Energy Dynamics Laboratory Achieves Historic Milestone for Electric Vehicles
NORTH LOGAN, Utah, July 5, 2011 /PRNewswire-USNewswire/ — Utah State University Research Foundation’s Energy Dynamics Laboratory recently operated the first high-power, high-efficiency wireless power transfer system capable of transferring enough energy to quickly charge an electric vehicle. The lightweight, low-profile system demonstrated 90 percent electrical transfer efficiency of five kilowatts over an air gap of 10 inches. The demonstration at EDL’s North Logan, Utah, facility further validates that electric vehicles can efficiently be charged with wireless technology.
“This demonstration is an extraordinary and historic step in providing technologies to electric vehicle owners who will be able to pull their cars into garages at home and charge without having to plug in with cords,” said Jeff Muhs, director of the Energy Dynamics Laboratory. “Our scientists and engineers have proven that enough power can be transferred over large distances to safely and efficiently charge electric car batteries from a pad under the ground to a receiver attached to the undercarriage of a vehicle – and this is just the beginning.”
Based on the same theory that currently enables consumers to wirelessly charge toothbrushes and cell phones, EDL has expanded the technology to levels and efficiencies that are unprecedented. EDL also demonstrated that the wireless power transfer system it has developed is tolerant of lateral misalignment in any direction within approximately six inches. The power level and efficiency specifications are firsts in the United States for a system of this kind and the combined performance is unique in the world.
“In the not-so-distant future, we will see vehicles go from being charged by plugging into the electric grid, to wirelessly charging in garages, shopping centers and dedicated refueling stations, to mass transit vehicles that are charged as they are in motion and eventually wireless electric roadways where cars will travel at 75 miles per hour while being charged,” stated Muhs. “Future versions of the system architecture developed at EDL have the unique potential to be embedded under pavement and transfer power wirelessly to vehicles at speeds of 75 mph or more and provide enough power to completely eliminate the range anxiety of electric vehicles. Wireless power transfer represents the disruptive technology that will eventually enable the safe and efficient electrification of highways, end our dependence on foreign oil, and enable a new era of enhanced mobility.”

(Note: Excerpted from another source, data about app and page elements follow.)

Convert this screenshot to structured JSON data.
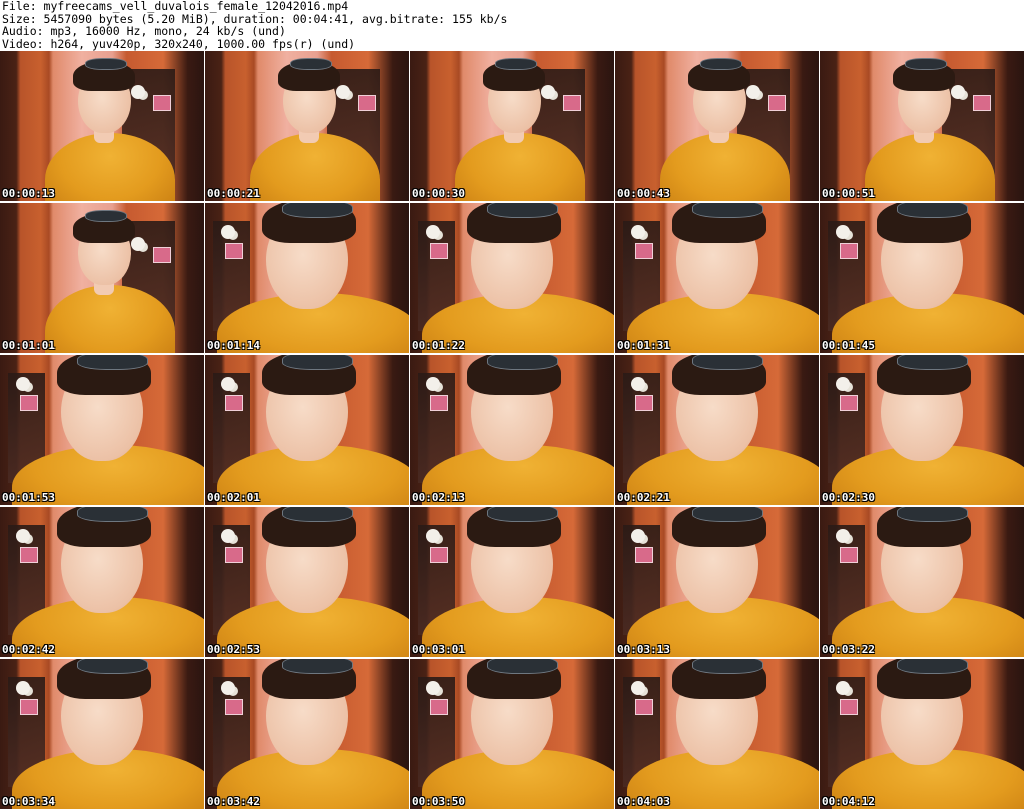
{
  "header": {
    "file": "File: myfreecams_vell_duvalois_female_12042016.mp4",
    "size": "Size: 5457090 bytes (5.20 MiB), duration: 00:04:41, avg.bitrate: 155 kb/s",
    "audio": "Audio: mp3, 16000 Hz, mono, 24 kb/s (und)",
    "video": "Video: h264, yuv420p, 320x240, 1000.00 fps(r) (und)"
  },
  "thumbnails": [
    {
      "timestamp": "00:00:13"
    },
    {
      "timestamp": "00:00:21"
    },
    {
      "timestamp": "00:00:30"
    },
    {
      "timestamp": "00:00:43"
    },
    {
      "timestamp": "00:00:51"
    },
    {
      "timestamp": "00:01:01"
    },
    {
      "timestamp": "00:01:14"
    },
    {
      "timestamp": "00:01:22"
    },
    {
      "timestamp": "00:01:31"
    },
    {
      "timestamp": "00:01:45"
    },
    {
      "timestamp": "00:01:53"
    },
    {
      "timestamp": "00:02:01"
    },
    {
      "timestamp": "00:02:13"
    },
    {
      "timestamp": "00:02:21"
    },
    {
      "timestamp": "00:02:30"
    },
    {
      "timestamp": "00:02:42"
    },
    {
      "timestamp": "00:02:53"
    },
    {
      "timestamp": "00:03:01"
    },
    {
      "timestamp": "00:03:13"
    },
    {
      "timestamp": "00:03:22"
    },
    {
      "timestamp": "00:03:34"
    },
    {
      "timestamp": "00:03:42"
    },
    {
      "timestamp": "00:03:50"
    },
    {
      "timestamp": "00:04:03"
    },
    {
      "timestamp": "00:04:12"
    }
  ]
}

EDL’s wireless power transfer technology will be discussed with industry leaders from around the world and demonstrated during the Conference on Electric Roads & Vehicles (CERV), February 27-28, 2012, in Park City, Utah. For information on CERV, visit http://cervconference.org.
Founded in 2009, EDL develops and deploys transformational energy systems, providing considerable improvements to U.S. energy security in the following five areas: Intuitive and Solar Buildings, Vehicle and Roadway Electrification, Environmental and Wind Measurements, Next Generation Fossil Energy, and Algae Energy Systems. EDL focuses on prototyping; demonstrating, deploying and commercializing innovative technologies for renewable and advanced energy systems that will help solve national and international environmental issues. EDL provides customers and partners with innovative, high?value solutions and services that can rapidly be commercialized through industry friendly practices and efficient technology transfer.
SOURCE Energy Dynamics Laboratory